But my favorite memory begins one Sunday morning when I was distracted during the sermon, studying the maps in the back of the pew Bibles, because they were the only pictures available. It was a New Testament map that grabbed my attention -- a New Testament map that included the city of Jericho. My little brain couldn't quite wrap itself around that one. Didn't the walls fall down? Wasn't it destroyed? At the end of the service all the grown ups filed out of the sanctuary, shaking Rev Kok's hand. I carried the pew Bible along with me, open to the map, and planted myself right beside him. Craning my little neck (I told you he was tall!), I asked if I could ask him a question. His attention divided, he kept shaking hands and nodding at folks while he listened to my question about Jericho. Then he gave me an answer I didn't expect. "I don't know, but I'll try to find out."
The next Sunday I waited impatiently until the end of the sermon. I filed out with everyone else and planted myself beside him again, intensely curious. When there were no more hands to shake he turned to me. "Well, I looked at a book on Jericho this big [here he held out a bent finger and thumb probably 3 inches apart, thoroughly impressing me], and here's what I learned. After Jericho was destroyed, it wasn't supposed to be rebuilt, but somebody did it anyway. He lost both of his sons for disobeying God, but the city has been there ever since." (See 1 Kings 16:34 for the story)
I went away with a full heart and a dawning appreciation for biblical scholarship. Rev. Kok had taken me seriously. My questions mattered. And they had answers. There were books full of them.
I wonder how instrumental that conversation was in setting me on the trajectory that led me to Wheaton. My insatiable fascination with the Bible has only grown with time. What if Rev. Kok had waved me aside and told me my question was silly?
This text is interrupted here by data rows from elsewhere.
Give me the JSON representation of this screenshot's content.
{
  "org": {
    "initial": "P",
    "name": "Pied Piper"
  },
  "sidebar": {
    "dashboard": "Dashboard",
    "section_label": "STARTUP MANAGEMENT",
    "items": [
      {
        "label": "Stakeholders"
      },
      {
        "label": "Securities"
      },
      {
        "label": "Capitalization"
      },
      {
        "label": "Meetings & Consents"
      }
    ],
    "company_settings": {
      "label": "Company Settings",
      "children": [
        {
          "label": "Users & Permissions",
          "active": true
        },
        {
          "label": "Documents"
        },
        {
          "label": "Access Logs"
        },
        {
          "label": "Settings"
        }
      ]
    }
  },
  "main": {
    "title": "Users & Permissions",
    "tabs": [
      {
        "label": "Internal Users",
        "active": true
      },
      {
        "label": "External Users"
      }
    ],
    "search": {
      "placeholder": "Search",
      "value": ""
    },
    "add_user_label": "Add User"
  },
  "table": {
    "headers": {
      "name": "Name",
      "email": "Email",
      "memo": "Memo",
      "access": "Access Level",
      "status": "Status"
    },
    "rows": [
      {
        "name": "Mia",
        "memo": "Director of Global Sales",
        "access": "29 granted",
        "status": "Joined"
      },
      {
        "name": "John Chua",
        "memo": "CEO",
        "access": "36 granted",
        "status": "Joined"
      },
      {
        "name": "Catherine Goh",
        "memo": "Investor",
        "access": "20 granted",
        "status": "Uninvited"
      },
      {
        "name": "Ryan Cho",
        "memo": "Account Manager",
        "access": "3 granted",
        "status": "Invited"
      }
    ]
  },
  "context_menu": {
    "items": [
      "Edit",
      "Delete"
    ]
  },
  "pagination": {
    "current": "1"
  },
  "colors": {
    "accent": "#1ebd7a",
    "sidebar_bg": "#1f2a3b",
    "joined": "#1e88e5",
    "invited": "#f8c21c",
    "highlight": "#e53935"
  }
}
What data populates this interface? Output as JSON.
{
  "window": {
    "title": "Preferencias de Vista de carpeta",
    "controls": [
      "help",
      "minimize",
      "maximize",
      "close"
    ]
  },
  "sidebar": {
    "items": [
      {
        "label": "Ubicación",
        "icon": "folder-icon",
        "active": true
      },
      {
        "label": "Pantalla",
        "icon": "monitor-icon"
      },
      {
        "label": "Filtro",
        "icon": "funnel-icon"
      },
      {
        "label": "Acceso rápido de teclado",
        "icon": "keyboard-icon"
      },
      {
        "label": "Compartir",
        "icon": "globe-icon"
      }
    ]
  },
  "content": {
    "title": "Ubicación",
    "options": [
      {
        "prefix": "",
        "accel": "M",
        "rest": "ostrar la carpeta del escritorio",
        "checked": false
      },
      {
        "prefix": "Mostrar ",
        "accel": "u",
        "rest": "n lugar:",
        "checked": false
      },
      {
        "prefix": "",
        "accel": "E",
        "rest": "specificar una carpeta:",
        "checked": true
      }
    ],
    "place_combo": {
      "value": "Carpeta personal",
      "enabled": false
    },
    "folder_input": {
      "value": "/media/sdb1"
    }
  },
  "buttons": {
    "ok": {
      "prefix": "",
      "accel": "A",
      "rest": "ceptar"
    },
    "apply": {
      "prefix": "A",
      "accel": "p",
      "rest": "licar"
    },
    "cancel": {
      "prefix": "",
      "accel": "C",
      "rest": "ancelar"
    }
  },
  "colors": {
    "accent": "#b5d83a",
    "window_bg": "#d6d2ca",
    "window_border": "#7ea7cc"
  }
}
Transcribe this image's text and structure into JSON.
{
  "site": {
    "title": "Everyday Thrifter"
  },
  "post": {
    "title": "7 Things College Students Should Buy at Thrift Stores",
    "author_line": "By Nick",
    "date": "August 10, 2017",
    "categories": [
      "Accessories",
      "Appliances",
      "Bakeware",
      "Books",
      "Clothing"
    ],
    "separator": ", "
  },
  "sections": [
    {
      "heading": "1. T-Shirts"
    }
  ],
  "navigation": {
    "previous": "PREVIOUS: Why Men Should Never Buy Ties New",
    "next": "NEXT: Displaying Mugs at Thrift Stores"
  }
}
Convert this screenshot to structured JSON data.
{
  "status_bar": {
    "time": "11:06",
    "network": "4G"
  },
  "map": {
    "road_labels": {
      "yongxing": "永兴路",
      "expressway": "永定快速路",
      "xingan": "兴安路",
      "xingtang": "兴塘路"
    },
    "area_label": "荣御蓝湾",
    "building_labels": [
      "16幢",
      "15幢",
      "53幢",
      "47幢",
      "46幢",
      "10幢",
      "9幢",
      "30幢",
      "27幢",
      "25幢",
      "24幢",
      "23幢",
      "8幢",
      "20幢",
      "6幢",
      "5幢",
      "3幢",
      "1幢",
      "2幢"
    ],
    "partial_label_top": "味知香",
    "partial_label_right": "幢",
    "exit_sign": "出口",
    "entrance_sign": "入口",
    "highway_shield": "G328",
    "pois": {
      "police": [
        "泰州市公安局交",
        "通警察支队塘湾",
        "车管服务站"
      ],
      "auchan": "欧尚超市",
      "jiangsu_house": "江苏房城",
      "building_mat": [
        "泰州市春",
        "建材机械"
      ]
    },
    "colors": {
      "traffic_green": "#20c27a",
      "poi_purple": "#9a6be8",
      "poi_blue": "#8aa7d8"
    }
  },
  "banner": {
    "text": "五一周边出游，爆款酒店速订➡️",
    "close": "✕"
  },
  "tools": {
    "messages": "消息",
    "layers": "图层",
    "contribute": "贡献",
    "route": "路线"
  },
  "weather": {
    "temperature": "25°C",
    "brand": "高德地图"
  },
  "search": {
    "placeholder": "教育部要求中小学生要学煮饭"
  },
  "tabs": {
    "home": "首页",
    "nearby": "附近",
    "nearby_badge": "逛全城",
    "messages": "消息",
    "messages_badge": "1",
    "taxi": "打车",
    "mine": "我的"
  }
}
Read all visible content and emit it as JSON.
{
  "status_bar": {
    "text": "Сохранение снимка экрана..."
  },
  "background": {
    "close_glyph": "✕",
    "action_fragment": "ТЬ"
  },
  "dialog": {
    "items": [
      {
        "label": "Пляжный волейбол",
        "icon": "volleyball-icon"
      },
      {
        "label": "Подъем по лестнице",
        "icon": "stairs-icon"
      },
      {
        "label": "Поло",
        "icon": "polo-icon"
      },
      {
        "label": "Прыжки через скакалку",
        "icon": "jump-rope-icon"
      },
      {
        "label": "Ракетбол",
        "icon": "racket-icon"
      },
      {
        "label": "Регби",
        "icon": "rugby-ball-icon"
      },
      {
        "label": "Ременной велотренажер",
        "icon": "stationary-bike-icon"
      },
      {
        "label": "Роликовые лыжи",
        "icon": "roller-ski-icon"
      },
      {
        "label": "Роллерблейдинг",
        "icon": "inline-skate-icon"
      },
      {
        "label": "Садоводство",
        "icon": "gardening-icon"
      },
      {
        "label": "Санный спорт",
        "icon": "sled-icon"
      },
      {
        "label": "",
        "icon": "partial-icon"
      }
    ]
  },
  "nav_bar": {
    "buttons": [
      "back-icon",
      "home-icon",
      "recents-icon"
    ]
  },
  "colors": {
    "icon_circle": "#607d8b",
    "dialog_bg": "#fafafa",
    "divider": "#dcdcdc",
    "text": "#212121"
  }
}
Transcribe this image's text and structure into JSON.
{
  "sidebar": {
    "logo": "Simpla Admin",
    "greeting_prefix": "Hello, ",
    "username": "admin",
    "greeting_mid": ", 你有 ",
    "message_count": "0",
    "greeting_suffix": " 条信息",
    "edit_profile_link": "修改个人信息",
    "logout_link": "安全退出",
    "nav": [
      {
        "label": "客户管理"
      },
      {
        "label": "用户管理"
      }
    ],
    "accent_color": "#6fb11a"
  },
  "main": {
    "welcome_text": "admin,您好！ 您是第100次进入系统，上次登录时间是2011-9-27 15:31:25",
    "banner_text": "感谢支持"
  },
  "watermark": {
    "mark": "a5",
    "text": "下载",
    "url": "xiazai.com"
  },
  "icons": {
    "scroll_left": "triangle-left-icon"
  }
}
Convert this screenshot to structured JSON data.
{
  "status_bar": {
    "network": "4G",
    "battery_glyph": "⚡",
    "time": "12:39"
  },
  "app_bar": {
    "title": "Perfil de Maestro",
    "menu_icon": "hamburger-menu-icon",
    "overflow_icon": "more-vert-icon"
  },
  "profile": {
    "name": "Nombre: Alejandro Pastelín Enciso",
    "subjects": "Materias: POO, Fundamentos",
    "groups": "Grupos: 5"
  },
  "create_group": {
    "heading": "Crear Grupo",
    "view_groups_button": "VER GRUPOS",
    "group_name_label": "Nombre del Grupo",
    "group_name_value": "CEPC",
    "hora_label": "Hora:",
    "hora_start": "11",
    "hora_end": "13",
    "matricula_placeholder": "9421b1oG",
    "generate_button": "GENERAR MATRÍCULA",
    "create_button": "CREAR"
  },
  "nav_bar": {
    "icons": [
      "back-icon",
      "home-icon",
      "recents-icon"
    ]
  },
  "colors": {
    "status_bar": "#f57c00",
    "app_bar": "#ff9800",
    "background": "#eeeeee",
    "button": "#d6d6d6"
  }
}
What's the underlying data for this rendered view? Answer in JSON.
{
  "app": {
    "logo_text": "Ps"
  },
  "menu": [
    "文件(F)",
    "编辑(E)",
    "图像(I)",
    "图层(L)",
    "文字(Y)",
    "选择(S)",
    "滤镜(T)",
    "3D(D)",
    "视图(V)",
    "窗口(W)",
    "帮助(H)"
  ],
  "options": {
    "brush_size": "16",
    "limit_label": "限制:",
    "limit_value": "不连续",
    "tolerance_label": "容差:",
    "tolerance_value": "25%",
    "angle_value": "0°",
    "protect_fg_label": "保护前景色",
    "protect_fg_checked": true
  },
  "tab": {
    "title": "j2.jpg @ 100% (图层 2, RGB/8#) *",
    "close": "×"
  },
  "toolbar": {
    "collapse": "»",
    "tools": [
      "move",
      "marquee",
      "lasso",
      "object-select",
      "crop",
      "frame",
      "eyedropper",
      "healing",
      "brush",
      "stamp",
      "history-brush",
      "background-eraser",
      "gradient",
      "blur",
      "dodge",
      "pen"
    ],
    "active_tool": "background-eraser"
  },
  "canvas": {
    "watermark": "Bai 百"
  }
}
Where would I be?
My Dad spoke with Rev. Kok last week, when my grandparents were signing papers on their new apartment. Rev. Kok wanted to know if I was still a good Calvinist. (I've forgiven Dad for lying in response, as he was answering the more important question that Rev. Kok ought to have asked.) I'd like to give Rev. Kok a do-over when I make it to Denver to see my grandparents in their new home. I'd like to hear him ask, "Do you still love Jesus? Are you walking faithfully with him?" For that, my answer is a resounding "YES!"